As linebacker Nick Vigil put it, the Aggies were beaten in every phase of the game.
"They were just better everywhere," he said.
It was a humbling experience for a program proud of its ability to play well in big games.
Now the Aggies must re-set their goals from using the opener to make a national statement that they've truly arrived to being a BCS-caliber team to something more realistic, like winning the Mountain West.
"We have enough talent in there to go compete for the Mountain West and that's exactly what we still intend to do," Wells said. "That's a bunch that will get the ship righted, trust me, and we'll stick together."
The Aggies' biggest concern going into the opener was the play of the offensive line with Whimpey being the only returning starter. Their concerns proved valid as quarterback Chuckie Keeton was under consistent pressure against the Vols.
He was sacked once and threw two interceptions. He did have one 11-yard, making-something-out-of-nothing run and he threw a 37-yard touchdown pass to Hunter Sharp in the fourth quarter, but otherwise the Aggies' offense was surprisingly inept against an inexperienced Vols' defensive line.
"There were times when they did not hold up whether it was pass or in the run game," Wells admitted of the offensive line. "That'll continue to be a work in progress."
The Aggies felt better about their defense even though it gave up 38 points. The most concerning matter of business coming out of the game is the health of linebacker Kyler Fackrell, who left the game early with a knee injury and limped to the locker room after the game.

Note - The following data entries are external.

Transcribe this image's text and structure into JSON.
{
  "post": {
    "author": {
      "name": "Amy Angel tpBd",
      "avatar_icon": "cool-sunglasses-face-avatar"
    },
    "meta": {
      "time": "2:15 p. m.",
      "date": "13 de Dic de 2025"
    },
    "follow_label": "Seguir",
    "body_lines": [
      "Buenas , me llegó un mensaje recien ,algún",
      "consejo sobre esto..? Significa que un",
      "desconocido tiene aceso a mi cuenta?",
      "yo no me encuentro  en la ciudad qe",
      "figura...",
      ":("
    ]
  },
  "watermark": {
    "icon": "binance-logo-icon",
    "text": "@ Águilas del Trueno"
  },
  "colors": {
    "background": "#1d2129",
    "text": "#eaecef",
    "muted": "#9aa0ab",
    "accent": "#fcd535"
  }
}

"He's a big part of our team," Wells said. "Any time a guy goes down like that, it gives another guy an opportunity to step up and rally around it. There's the first piece of adversity we've faced this year. So now, how long is he out and how will we respond as a defense and as a team, we'll see."
Responding to adversity, it seems to be the theme of the week for the Aggies.